If I told you to jump off a bridge…

Would you do it? Sure, some context might be warranted if you’re going to make a choice like that. How high up are we? What awaits us below? Do we have some kind of gear? The list goes on, but asking for details isn’t the answer you were supposed to give. This is a test of peer pressure, so the answer is always “No.”

… right?

Would you jump off that bridge if I told you to? (Nah, don’t do it, that’s shallow water; this is just a token bridge pic.)

Answering in the negative to any idea proposed by your peers is a perfectly valid way to live your life, assuming your friends are a bunch of degenerate, drug-dealing delinquents. (That was not intentional alliteration) However, if you surround yourself with people you relate to, people you admire, letting others occasionally take the wheel can lead to adventure, what life is really all about. This might be coming off like a Nike ad, but trust me on this: Most of the decisions I am proudest of making have been the ideas of others, filtered through common sense, that survived being bounced off friends and family.
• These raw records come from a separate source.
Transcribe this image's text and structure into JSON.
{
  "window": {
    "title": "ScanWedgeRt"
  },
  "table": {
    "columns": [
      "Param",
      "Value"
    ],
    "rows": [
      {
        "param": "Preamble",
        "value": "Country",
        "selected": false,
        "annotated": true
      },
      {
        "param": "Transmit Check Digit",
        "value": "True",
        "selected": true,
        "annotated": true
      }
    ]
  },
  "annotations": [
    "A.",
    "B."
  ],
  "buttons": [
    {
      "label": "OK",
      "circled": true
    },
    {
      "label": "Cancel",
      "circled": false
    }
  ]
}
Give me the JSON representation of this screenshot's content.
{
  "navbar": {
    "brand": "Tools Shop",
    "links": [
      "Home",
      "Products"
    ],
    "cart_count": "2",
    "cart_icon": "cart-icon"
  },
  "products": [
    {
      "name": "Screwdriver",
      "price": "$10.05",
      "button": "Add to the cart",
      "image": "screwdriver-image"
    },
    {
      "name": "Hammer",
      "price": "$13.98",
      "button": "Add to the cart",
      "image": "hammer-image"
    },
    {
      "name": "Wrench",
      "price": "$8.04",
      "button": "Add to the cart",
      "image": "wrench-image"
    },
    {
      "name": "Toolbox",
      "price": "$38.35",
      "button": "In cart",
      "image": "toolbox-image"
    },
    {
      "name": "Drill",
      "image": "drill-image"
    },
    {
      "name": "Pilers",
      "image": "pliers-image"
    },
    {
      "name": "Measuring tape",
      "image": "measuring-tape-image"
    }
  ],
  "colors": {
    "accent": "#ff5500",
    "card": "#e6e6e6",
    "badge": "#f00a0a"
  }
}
“An open mind leaves a chance for someone to drop a worthwhile thought in it.” — Mark Twain
(Yeah, a Mark Twain quote… as if this post wasn’t valedictorian-speechy enough.)

This isn’t complicated stuff, “Keep an open mind.” is a phrase we’re all used to hearing. As my group of peers has evolved, I have found the value of keeping an open mind can grow exponentially if you make the effort to meet the mentors behind your peers. Perhaps, preconceived peer pressure perceptions paint positive peer pressure productions pessimistically.

(Okay, that one may have been intentional)

There is a second influence much like peer pressure that may or may not have a name; I really have no idea. This influence is unspoken and not put in to motion by peers, but rather it is the subconscious collective of what you think others will find “cool”. Ideas spawned by this influence can bounce around your head for years, and, while I can’t tell you if they’re worth following, I do have my theories. Personally, I have been lightly playing with the idea of becoming a fighter pilot for at least three years. Without input from friends or family, purely an idea of my own creation, it has circled my head time and time again with no sign of growing or shrinking. It is as if every pro and con has been laid on the table and the entire notion of playing or folding is in limbo. Of course, I could make an effort to talk to those close to me, probing them for their thoughts on the subject. Before I try that, though let’s evaluate where this idea came from.

Do a Wikipedia search for “shock diamonds”. You won’t regret it.

If a notion much like mine rebounds in your head with no sign of slowing down, whose source can only be your own thoughts, why causes it to remain there? Your peers might have an indirect impact, but if they have no idea that your idea even exists, it must be your ideals that keep the idea alive. It is something that you think others will find cool, but also something they have no idea about. Therefore, it’s got to be something that you find cool, something you truly would be proud of. So go ahead, ask your friends if that idea you have sounds cool to them. Recently, using a second idea that has been stuck in my head, I’ve tried that approach… only to find my friends are not as into the idea as I expected. Right away, my hopes were dashed; maybe this idea isn’t as great as I thought. Within an hour, though, it was running circles in my head again. That’s when I knew I wanted to do this.

Peer pressure has ups and downs; you would be unwise to make a blanket statement diminishing one or the other. This is why scrapping “Say no to peer pressure” should be a priority. To protect young minds from corruption, however, there must be some statement that reflects the dangers of peer pressure. In writing this, I can’t say I’ve come up with a clever or original phrase to use… then again,…

You might have a good idea.